== Task directions ==
Please return all of the data exactly as written.
--- START ---
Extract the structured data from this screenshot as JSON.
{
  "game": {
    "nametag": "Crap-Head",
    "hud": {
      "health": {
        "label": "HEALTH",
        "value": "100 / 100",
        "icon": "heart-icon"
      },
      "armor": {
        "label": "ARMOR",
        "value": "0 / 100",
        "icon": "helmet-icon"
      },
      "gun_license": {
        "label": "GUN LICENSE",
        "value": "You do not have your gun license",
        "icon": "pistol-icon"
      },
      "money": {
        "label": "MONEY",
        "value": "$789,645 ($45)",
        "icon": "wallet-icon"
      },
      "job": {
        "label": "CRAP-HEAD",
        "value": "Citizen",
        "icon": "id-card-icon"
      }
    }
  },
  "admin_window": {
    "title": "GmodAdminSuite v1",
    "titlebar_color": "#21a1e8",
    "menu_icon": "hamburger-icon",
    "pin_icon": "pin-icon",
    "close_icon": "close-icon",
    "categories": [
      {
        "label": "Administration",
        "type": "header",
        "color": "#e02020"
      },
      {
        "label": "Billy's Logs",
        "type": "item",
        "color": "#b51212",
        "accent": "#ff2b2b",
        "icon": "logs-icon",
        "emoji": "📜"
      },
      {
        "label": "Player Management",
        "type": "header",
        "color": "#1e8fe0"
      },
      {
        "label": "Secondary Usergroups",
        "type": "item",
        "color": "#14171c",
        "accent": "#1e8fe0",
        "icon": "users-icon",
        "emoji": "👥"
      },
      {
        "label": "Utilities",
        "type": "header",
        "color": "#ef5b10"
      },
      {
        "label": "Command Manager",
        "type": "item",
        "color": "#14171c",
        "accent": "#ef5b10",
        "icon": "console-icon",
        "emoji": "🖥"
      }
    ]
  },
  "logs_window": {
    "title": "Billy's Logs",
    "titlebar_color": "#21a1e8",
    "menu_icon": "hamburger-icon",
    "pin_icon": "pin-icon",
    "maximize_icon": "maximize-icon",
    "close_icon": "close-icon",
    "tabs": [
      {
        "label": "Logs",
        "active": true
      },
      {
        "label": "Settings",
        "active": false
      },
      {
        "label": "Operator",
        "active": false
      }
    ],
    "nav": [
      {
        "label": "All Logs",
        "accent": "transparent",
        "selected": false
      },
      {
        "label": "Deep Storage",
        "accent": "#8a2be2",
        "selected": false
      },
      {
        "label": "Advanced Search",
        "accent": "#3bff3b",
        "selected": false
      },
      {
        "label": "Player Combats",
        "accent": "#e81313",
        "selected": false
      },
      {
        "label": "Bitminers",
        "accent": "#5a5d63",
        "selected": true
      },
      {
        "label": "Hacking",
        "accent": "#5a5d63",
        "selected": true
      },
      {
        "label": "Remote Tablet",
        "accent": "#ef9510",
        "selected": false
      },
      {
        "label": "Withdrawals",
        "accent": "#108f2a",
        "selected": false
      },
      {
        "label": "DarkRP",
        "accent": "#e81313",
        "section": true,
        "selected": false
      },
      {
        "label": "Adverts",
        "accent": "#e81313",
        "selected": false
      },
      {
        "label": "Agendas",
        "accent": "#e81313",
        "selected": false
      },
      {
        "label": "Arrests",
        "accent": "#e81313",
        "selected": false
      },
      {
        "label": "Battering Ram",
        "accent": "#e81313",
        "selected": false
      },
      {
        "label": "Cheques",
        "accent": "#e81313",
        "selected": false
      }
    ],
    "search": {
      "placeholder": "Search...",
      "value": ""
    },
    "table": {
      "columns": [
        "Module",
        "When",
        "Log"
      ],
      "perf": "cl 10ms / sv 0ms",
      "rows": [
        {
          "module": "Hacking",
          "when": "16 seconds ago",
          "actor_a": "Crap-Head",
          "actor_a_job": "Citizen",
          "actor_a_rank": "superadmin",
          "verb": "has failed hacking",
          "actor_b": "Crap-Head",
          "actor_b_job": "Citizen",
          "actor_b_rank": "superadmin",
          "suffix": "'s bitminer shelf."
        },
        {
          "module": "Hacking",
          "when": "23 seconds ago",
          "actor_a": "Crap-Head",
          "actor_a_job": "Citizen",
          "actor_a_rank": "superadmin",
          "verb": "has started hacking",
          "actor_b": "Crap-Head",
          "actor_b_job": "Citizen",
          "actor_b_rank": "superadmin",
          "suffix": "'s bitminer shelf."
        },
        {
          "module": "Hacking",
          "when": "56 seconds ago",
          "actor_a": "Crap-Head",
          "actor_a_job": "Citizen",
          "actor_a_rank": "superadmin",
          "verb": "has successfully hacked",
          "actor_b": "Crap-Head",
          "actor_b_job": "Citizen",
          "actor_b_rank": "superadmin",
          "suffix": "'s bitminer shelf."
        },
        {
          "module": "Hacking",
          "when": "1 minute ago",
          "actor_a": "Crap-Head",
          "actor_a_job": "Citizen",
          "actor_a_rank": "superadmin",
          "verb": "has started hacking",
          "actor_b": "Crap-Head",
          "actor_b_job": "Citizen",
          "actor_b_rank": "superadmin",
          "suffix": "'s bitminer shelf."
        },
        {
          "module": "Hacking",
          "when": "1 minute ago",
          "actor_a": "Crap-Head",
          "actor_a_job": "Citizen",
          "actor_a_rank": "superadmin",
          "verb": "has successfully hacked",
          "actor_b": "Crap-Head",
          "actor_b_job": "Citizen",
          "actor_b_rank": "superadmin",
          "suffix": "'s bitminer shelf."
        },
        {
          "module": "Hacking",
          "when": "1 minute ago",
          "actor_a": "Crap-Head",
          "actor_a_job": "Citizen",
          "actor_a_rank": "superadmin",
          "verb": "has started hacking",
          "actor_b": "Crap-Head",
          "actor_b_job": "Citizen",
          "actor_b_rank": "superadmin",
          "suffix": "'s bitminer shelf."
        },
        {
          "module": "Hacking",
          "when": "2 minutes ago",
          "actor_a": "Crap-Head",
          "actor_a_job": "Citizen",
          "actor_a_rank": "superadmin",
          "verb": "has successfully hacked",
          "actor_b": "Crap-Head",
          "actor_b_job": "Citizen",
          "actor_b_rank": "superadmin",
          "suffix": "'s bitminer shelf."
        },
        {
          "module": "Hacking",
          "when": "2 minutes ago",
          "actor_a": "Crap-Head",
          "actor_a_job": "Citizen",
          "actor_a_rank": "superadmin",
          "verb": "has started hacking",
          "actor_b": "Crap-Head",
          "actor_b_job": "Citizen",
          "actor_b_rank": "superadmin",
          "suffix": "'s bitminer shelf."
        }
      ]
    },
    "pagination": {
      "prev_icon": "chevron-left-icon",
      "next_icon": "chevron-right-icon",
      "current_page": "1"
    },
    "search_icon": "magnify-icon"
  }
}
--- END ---
== Answer to the problem ==
Extract the structured data from this screenshot as JSON.
{
  "game": {
    "nametag": "Crap-Head",
    "hud": {
      "health": {
        "label": "HEALTH",
        "value": "100 / 100",
        "icon": "heart-icon"
      },
      "armor": {
        "label": "ARMOR",
        "value": "0 / 100",
        "icon": "helmet-icon"
      },
      "gun_license": {
        "label": "GUN LICENSE",
        "value": "You do not have your gun license",
        "icon": "pistol-icon"
      },
      "money": {
        "label": "MONEY",
        "value": "$789,645 ($45)",
        "icon": "wallet-icon"
      },
      "job": {
        "label": "CRAP-HEAD",
        "value": "Citizen",
        "icon": "id-card-icon"
      }
    }
  },
  "admin_window": {
    "title": "GmodAdminSuite v1",
    "titlebar_color": "#21a1e8",
    "menu_icon": "hamburger-icon",
    "pin_icon": "pin-icon",
    "close_icon": "close-icon",
    "categories": [
      {
        "label": "Administration",
        "type": "header",
        "color": "#e02020"
      },
      {
        "label": "Billy's Logs",
        "type": "item",
        "color": "#b51212",
        "accent": "#ff2b2b",
        "icon": "logs-icon",
        "emoji": "📜"
      },
      {
        "label": "Player Management",
        "type": "header",
        "color": "#1e8fe0"
      },
      {
        "label": "Secondary Usergroups",
        "type": "item",
        "color": "#14171c",
        "accent": "#1e8fe0",
        "icon": "users-icon",
        "emoji": "👥"
      },
      {
        "label": "Utilities",
        "type": "header",
        "color": "#ef5b10"
      },
      {
        "label": "Command Manager",
        "type": "item",
        "color": "#14171c",
        "accent": "#ef5b10",
        "icon": "console-icon",
        "emoji": "🖥"
      }
    ]
  },
  "logs_window": {
    "title": "Billy's Logs",
    "titlebar_color": "#21a1e8",
    "menu_icon": "hamburger-icon",
    "pin_icon": "pin-icon",
    "maximize_icon": "maximize-icon",
    "close_icon": "close-icon",
    "tabs": [
      {
        "label": "Logs",
        "active": true
      },
      {
        "label": "Settings",
        "active": false
      },
      {
        "label": "Operator",
        "active": false
      }
    ],
    "nav": [
      {
        "label": "All Logs",
        "accent": "transparent",
        "selected": false
      },
      {
        "label": "Deep Storage",
        "accent": "#8a2be2",
        "selected": false
      },
      {
        "label": "Advanced Search",
        "accent": "#3bff3b",
        "selected": false
      },
      {
        "label": "Player Combats",
        "accent": "#e81313",
        "selected": false
      },
      {
        "label": "Bitminers",
        "accent": "#5a5d63",
        "selected": true
      },
      {
        "label": "Hacking",
        "accent": "#5a5d63",
        "selected": true
      },
      {
        "label": "Remote Tablet",
        "accent": "#ef9510",
        "selected": false
      },
      {
        "label": "Withdrawals",
        "accent": "#108f2a",
        "selected": false
      },
      {
        "label": "DarkRP",
        "accent": "#e81313",
        "section": true,
        "selected": false
      },
      {
        "label": "Adverts",
        "accent": "#e81313",
        "selected": false
      },
      {
        "label": "Agendas",
        "accent": "#e81313",
        "selected": false
      },
      {
        "label": "Arrests",
        "accent": "#e81313",
        "selected": false
      },
      {
        "label": "Battering Ram",
        "accent": "#e81313",
        "selected": false
      },
      {
        "label": "Cheques",
        "accent": "#e81313",
        "selected": false
      }
    ],
    "search": {
      "placeholder": "Search...",
      "value": ""
    },
    "table": {
      "columns": [
        "Module",
        "When",
        "Log"
      ],
      "perf": "cl 10ms / sv 0ms",
      "rows": [
        {
          "module": "Hacking",
          "when": "16 seconds ago",
          "actor_a": "Crap-Head",
          "actor_a_job": "Citizen",
          "actor_a_rank": "superadmin",
          "verb": "has failed hacking",
          "actor_b": "Crap-Head",
          "actor_b_job": "Citizen",
          "actor_b_rank": "superadmin",
          "suffix": "'s bitminer shelf."
        },
        {
          "module": "Hacking",
          "when": "23 seconds ago",
          "actor_a": "Crap-Head",
          "actor_a_job": "Citizen",
          "actor_a_rank": "superadmin",
          "verb": "has started hacking",
          "actor_b": "Crap-Head",
          "actor_b_job": "Citizen",
          "actor_b_rank": "superadmin",
          "suffix": "'s bitminer shelf."
        },
        {
          "module": "Hacking",
          "when": "56 seconds ago",
          "actor_a": "Crap-Head",
          "actor_a_job": "Citizen",
          "actor_a_rank": "superadmin",
          "verb": "has successfully hacked",
          "actor_b": "Crap-Head",
          "actor_b_job": "Citizen",
          "actor_b_rank": "superadmin",
          "suffix": "'s bitminer shelf."
        },
        {
          "module": "Hacking",
          "when": "1 minute ago",
          "actor_a": "Crap-Head",
          "actor_a_job": "Citizen",
          "actor_a_rank": "superadmin",
          "verb": "has started hacking",
          "actor_b": "Crap-Head",
          "actor_b_job": "Citizen",
          "actor_b_rank": "superadmin",
          "suffix": "'s bitminer shelf."
        },
        {
          "module": "Hacking",
          "when": "1 minute ago",
          "actor_a": "Crap-Head",
          "actor_a_job": "Citizen",
          "actor_a_rank": "superadmin",
          "verb": "has successfully hacked",
          "actor_b": "Crap-Head",
          "actor_b_job": "Citizen",
          "actor_b_rank": "superadmin",
          "suffix": "'s bitminer shelf."
        },
        {
          "module": "Hacking",
          "when": "1 minute ago",
          "actor_a": "Crap-Head",
          "actor_a_job": "Citizen",
          "actor_a_rank": "superadmin",
          "verb": "has started hacking",
          "actor_b": "Crap-Head",
          "actor_b_job": "Citizen",
          "actor_b_rank": "superadmin",
          "suffix": "'s bitminer shelf."
        },
        {
          "module": "Hacking",
          "when": "2 minutes ago",
          "actor_a": "Crap-Head",
          "actor_a_job": "Citizen",
          "actor_a_rank": "superadmin",
          "verb": "has successfully hacked",
          "actor_b": "Crap-Head",
          "actor_b_job": "Citizen",
          "actor_b_rank": "superadmin",
          "suffix": "'s bitminer shelf."
        },
        {
          "module": "Hacking",
          "when": "2 minutes ago",
          "actor_a": "Crap-Head",
          "actor_a_job": "Citizen",
          "actor_a_rank": "superadmin",
          "verb": "has started hacking",
          "actor_b": "Crap-Head",
          "actor_b_job": "Citizen",
          "actor_b_rank": "superadmin",
          "suffix": "'s bitminer shelf."
        }
      ]
    },
    "pagination": {
      "prev_icon": "chevron-left-icon",
      "next_icon": "chevron-right-icon",
      "current_page": "1"
    },
    "search_icon": "magnify-icon"
  }
}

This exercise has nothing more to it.